┏━━
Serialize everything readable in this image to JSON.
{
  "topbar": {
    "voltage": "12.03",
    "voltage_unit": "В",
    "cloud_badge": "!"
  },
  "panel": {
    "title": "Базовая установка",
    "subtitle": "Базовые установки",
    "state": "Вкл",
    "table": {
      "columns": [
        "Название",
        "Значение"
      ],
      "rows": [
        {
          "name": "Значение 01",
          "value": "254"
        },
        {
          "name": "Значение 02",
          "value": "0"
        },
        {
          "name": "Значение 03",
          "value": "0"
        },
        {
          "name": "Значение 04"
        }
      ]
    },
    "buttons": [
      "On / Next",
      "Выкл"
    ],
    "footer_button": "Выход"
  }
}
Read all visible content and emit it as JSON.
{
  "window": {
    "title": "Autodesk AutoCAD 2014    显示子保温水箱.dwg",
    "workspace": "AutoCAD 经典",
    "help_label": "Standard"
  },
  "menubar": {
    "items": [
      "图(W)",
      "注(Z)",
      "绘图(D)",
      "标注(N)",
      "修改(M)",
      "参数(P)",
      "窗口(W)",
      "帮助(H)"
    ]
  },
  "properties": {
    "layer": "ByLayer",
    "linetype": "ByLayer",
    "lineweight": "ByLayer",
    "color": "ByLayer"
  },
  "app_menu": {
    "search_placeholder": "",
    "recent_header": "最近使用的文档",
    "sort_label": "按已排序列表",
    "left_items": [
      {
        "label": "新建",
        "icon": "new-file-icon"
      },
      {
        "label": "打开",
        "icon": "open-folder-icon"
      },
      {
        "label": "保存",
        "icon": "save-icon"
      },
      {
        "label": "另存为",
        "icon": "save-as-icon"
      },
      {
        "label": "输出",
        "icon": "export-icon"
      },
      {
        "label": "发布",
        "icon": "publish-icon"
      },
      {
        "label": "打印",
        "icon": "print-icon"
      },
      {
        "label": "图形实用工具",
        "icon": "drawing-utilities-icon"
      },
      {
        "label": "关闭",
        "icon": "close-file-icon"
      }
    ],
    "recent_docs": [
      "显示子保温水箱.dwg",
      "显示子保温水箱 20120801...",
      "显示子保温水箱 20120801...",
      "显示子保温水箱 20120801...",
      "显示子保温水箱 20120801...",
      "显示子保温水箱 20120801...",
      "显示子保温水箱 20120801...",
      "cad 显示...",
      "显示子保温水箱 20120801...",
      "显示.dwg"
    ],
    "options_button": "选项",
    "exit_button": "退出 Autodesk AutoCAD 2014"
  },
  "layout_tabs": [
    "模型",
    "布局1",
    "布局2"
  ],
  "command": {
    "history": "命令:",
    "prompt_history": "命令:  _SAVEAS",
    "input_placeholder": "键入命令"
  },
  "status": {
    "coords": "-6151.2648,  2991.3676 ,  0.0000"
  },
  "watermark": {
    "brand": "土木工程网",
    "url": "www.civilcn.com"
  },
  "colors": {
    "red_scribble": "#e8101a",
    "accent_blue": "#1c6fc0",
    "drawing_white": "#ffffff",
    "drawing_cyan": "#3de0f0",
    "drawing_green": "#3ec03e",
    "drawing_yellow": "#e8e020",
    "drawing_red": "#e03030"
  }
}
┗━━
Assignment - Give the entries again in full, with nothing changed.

Result for this task -
Serialize everything readable in this image to JSON.
{
  "topbar": {
    "voltage": "12.03",
    "voltage_unit": "В",
    "cloud_badge": "!"
  },
  "panel": {
    "title": "Базовая установка",
    "subtitle": "Базовые установки",
    "state": "Вкл",
    "table": {
      "columns": [
        "Название",
        "Значение"
      ],
      "rows": [
        {
          "name": "Значение 01",
          "value": "254"
        },
        {
          "name": "Значение 02",
          "value": "0"
        },
        {
          "name": "Значение 03",
          "value": "0"
        },
        {
          "name": "Значение 04"
        }
      ]
    },
    "buttons": [
      "On / Next",
      "Выкл"
    ],
    "footer_button": "Выход"
  }
}
Read all visible content and emit it as JSON.
{
  "window": {
    "title": "Autodesk AutoCAD 2014    显示子保温水箱.dwg",
    "workspace": "AutoCAD 经典",
    "help_label": "Standard"
  },
  "menubar": {
    "items": [
      "图(W)",
      "注(Z)",
      "绘图(D)",
      "标注(N)",
      "修改(M)",
      "参数(P)",
      "窗口(W)",
      "帮助(H)"
    ]
  },
  "properties": {
    "layer": "ByLayer",
    "linetype": "ByLayer",
    "lineweight": "ByLayer",
    "color": "ByLayer"
  },
  "app_menu": {
    "search_placeholder": "",
    "recent_header": "最近使用的文档",
    "sort_label": "按已排序列表",
    "left_items": [
      {
        "label": "新建",
        "icon": "new-file-icon"
      },
      {
        "label": "打开",
        "icon": "open-folder-icon"
      },
      {
        "label": "保存",
        "icon": "save-icon"
      },
      {
        "label": "另存为",
        "icon": "save-as-icon"
      },
      {
        "label": "输出",
        "icon": "export-icon"
      },
      {
        "label": "发布",
        "icon": "publish-icon"
      },
      {
        "label": "打印",
        "icon": "print-icon"
      },
      {
        "label": "图形实用工具",
        "icon": "drawing-utilities-icon"
      },
      {
        "label": "关闭",
        "icon": "close-file-icon"
      }
    ],
    "recent_docs": [
      "显示子保温水箱.dwg",
      "显示子保温水箱 20120801...",
      "显示子保温水箱 20120801...",
      "显示子保温水箱 20120801...",
      "显示子保温水箱 20120801...",
      "显示子保温水箱 20120801...",
      "显示子保温水箱 20120801...",
      "cad 显示...",
      "显示子保温水箱 20120801...",
      "显示.dwg"
    ],
    "options_button": "选项",
    "exit_button": "退出 Autodesk AutoCAD 2014"
  },
  "layout_tabs": [
    "模型",
    "布局1",
    "布局2"
  ],
  "command": {
    "history": "命令:",
    "prompt_history": "命令:  _SAVEAS",
    "input_placeholder": "键入命令"
  },
  "status": {
    "coords": "-6151.2648,  2991.3676 ,  0.0000"
  },
  "watermark": {
    "brand": "土木工程网",
    "url": "www.civilcn.com"
  },
  "colors": {
    "red_scribble": "#e8101a",
    "accent_blue": "#1c6fc0",
    "drawing_white": "#ffffff",
    "drawing_cyan": "#3de0f0",
    "drawing_green": "#3ec03e",
    "drawing_yellow": "#e8e020",
    "drawing_red": "#e03030"
  }
}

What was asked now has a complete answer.